■ **WORK INSTRUCTIONS**
Could every line of the data be printed exactly as it reads?

(Data records for software interfaces)
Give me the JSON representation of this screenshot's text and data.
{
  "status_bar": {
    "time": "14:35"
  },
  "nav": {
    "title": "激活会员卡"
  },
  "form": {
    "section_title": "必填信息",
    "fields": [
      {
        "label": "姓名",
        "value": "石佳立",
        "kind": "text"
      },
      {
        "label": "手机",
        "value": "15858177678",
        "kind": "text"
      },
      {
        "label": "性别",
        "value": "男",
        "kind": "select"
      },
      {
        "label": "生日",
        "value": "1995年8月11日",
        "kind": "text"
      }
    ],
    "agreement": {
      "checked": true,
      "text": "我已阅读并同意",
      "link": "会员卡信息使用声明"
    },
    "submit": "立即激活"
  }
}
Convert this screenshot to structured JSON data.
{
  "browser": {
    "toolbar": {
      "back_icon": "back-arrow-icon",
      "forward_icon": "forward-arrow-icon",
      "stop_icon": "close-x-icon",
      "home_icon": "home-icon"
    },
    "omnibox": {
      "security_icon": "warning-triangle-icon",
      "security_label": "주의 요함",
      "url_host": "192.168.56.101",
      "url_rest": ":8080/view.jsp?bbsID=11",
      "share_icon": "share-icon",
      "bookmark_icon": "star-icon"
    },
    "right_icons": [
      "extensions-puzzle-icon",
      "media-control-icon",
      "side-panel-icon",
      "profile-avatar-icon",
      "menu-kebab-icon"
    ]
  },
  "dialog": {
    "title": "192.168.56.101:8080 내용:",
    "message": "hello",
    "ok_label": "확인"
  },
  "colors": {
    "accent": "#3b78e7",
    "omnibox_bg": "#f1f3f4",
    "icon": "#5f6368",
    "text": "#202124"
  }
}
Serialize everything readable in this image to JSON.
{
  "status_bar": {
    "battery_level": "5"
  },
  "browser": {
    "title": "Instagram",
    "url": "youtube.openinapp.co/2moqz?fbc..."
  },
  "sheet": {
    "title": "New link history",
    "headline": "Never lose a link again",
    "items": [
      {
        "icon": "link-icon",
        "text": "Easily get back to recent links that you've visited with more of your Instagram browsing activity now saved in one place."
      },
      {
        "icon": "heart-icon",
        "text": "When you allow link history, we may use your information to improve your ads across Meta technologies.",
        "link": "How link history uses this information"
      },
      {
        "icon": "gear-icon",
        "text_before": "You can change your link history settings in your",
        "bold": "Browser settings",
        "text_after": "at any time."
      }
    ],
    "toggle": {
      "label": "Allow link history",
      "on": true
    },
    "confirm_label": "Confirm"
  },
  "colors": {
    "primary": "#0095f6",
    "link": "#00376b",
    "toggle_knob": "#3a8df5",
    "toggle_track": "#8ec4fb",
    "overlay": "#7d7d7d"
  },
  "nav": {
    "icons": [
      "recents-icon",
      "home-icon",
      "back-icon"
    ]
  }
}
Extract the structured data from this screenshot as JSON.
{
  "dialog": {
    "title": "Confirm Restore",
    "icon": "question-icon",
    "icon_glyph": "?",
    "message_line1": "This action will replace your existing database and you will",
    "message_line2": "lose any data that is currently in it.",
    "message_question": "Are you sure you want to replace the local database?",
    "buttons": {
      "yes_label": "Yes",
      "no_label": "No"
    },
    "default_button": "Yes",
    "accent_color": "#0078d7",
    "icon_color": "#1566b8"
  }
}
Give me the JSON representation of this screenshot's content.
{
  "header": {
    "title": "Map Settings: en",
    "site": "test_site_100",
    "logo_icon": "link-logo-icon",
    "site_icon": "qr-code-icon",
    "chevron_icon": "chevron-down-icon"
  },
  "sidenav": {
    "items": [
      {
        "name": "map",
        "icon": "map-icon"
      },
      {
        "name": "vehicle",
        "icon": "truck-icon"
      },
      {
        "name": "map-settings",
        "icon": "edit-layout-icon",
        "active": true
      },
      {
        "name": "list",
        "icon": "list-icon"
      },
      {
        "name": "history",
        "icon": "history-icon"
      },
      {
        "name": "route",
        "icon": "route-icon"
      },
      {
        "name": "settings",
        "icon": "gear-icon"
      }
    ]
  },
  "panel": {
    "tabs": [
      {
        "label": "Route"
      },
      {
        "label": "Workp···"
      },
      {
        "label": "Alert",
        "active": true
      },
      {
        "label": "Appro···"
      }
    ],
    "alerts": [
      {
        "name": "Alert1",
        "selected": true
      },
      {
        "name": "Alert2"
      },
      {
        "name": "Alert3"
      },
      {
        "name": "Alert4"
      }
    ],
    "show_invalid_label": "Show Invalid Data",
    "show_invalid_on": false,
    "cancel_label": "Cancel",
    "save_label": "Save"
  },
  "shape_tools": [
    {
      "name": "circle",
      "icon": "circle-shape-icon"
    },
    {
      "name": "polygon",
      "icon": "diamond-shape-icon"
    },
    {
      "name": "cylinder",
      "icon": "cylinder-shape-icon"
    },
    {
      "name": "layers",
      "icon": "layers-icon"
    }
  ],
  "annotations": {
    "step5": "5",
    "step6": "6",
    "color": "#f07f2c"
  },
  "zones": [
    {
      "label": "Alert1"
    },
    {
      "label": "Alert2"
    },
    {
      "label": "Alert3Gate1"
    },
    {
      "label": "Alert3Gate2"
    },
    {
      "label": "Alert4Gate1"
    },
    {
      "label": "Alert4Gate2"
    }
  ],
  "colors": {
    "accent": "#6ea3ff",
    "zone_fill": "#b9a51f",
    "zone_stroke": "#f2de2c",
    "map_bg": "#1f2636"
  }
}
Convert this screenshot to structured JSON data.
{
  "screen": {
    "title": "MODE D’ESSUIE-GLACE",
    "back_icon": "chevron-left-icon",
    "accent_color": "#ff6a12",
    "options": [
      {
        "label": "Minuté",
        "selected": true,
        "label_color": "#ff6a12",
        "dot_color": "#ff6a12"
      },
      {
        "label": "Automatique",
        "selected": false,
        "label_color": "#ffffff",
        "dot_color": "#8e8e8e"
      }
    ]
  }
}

■ **WRITTEN SOLUTION**
Give me the JSON representation of this screenshot's text and data.
{
  "status_bar": {
    "time": "14:35"
  },
  "nav": {
    "title": "激活会员卡"
  },
  "form": {
    "section_title": "必填信息",
    "fields": [
      {
        "label": "姓名",
        "value": "石佳立",
        "kind": "text"
      },
      {
        "label": "手机",
        "value": "15858177678",
        "kind": "text"
      },
      {
        "label": "性别",
        "value": "男",
        "kind": "select"
      },
      {
        "label": "生日",
        "value": "1995年8月11日",
        "kind": "text"
      }
    ],
    "agreement": {
      "checked": true,
      "text": "我已阅读并同意",
      "link": "会员卡信息使用声明"
    },
    "submit": "立即激活"
  }
}
Convert this screenshot to structured JSON data.
{
  "browser": {
    "toolbar": {
      "back_icon": "back-arrow-icon",
      "forward_icon": "forward-arrow-icon",
      "stop_icon": "close-x-icon",
      "home_icon": "home-icon"
    },
    "omnibox": {
      "security_icon": "warning-triangle-icon",
      "security_label": "주의 요함",
      "url_host": "192.168.56.101",
      "url_rest": ":8080/view.jsp?bbsID=11",
      "share_icon": "share-icon",
      "bookmark_icon": "star-icon"
    },
    "right_icons": [
      "extensions-puzzle-icon",
      "media-control-icon",
      "side-panel-icon",
      "profile-avatar-icon",
      "menu-kebab-icon"
    ]
  },
  "dialog": {
    "title": "192.168.56.101:8080 내용:",
    "message": "hello",
    "ok_label": "확인"
  },
  "colors": {
    "accent": "#3b78e7",
    "omnibox_bg": "#f1f3f4",
    "icon": "#5f6368",
    "text": "#202124"
  }
}
Serialize everything readable in this image to JSON.
{
  "status_bar": {
    "battery_level": "5"
  },
  "browser": {
    "title": "Instagram",
    "url": "youtube.openinapp.co/2moqz?fbc..."
  },
  "sheet": {
    "title": "New link history",
    "headline": "Never lose a link again",
    "items": [
      {
        "icon": "link-icon",
        "text": "Easily get back to recent links that you've visited with more of your Instagram browsing activity now saved in one place."
      },
      {
        "icon": "heart-icon",
        "text": "When you allow link history, we may use your information to improve your ads across Meta technologies.",
        "link": "How link history uses this information"
      },
      {
        "icon": "gear-icon",
        "text_before": "You can change your link history settings in your",
        "bold": "Browser settings",
        "text_after": "at any time."
      }
    ],
    "toggle": {
      "label": "Allow link history",
      "on": true
    },
    "confirm_label": "Confirm"
  },
  "colors": {
    "primary": "#0095f6",
    "link": "#00376b",
    "toggle_knob": "#3a8df5",
    "toggle_track": "#8ec4fb",
    "overlay": "#7d7d7d"
  },
  "nav": {
    "icons": [
      "recents-icon",
      "home-icon",
      "back-icon"
    ]
  }
}
Extract the structured data from this screenshot as JSON.
{
  "dialog": {
    "title": "Confirm Restore",
    "icon": "question-icon",
    "icon_glyph": "?",
    "message_line1": "This action will replace your existing database and you will",
    "message_line2": "lose any data that is currently in it.",
    "message_question": "Are you sure you want to replace the local database?",
    "buttons": {
      "yes_label": "Yes",
      "no_label": "No"
    },
    "default_button": "Yes",
    "accent_color": "#0078d7",
    "icon_color": "#1566b8"
  }
}
Give me the JSON representation of this screenshot's content.
{
  "header": {
    "title": "Map Settings: en",
    "site": "test_site_100",
    "logo_icon": "link-logo-icon",
    "site_icon": "qr-code-icon",
    "chevron_icon": "chevron-down-icon"
  },
  "sidenav": {
    "items": [
      {
        "name": "map",
        "icon": "map-icon"
      },
      {
        "name": "vehicle",
        "icon": "truck-icon"
      },
      {
        "name": "map-settings",
        "icon": "edit-layout-icon",
        "active": true
      },
      {
        "name": "list",
        "icon": "list-icon"
      },
      {
        "name": "history",
        "icon": "history-icon"
      },
      {
        "name": "route",
        "icon": "route-icon"
      },
      {
        "name": "settings",
        "icon": "gear-icon"
      }
    ]
  },
  "panel": {
    "tabs": [
      {
        "label": "Route"
      },
      {
        "label": "Workp···"
      },
      {
        "label": "Alert",
        "active": true
      },
      {
        "label": "Appro···"
      }
    ],
    "alerts": [
      {
        "name": "Alert1",
        "selected": true
      },
      {
        "name": "Alert2"
      },
      {
        "name": "Alert3"
      },
      {
        "name": "Alert4"
      }
    ],
    "show_invalid_label": "Show Invalid Data",
    "show_invalid_on": false,
    "cancel_label": "Cancel",
    "save_label": "Save"
  },
  "shape_tools": [
    {
      "name": "circle",
      "icon": "circle-shape-icon"
    },
    {
      "name": "polygon",
      "icon": "diamond-shape-icon"
    },
    {
      "name": "cylinder",
      "icon": "cylinder-shape-icon"
    },
    {
      "name": "layers",
      "icon": "layers-icon"
    }
  ],
  "annotations": {
    "step5": "5",
    "step6": "6",
    "color": "#f07f2c"
  },
  "zones": [
    {
      "label": "Alert1"
    },
    {
      "label": "Alert2"
    },
    {
      "label": "Alert3Gate1"
    },
    {
      "label": "Alert3Gate2"
    },
    {
      "label": "Alert4Gate1"
    },
    {
      "label": "Alert4Gate2"
    }
  ],
  "colors": {
    "accent": "#6ea3ff",
    "zone_fill": "#b9a51f",
    "zone_stroke": "#f2de2c",
    "map_bg": "#1f2636"
  }
}
Convert this screenshot to structured JSON data.
{
  "screen": {
    "title": "MODE D’ESSUIE-GLACE",
    "back_icon": "chevron-left-icon",
    "accent_color": "#ff6a12",
    "options": [
      {
        "label": "Minuté",
        "selected": true,
        "label_color": "#ff6a12",
        "dot_color": "#ff6a12"
      },
      {
        "label": "Automatique",
        "selected": false,
        "label_color": "#ffffff",
        "dot_color": "#8e8e8e"
      }
    ]
  }
}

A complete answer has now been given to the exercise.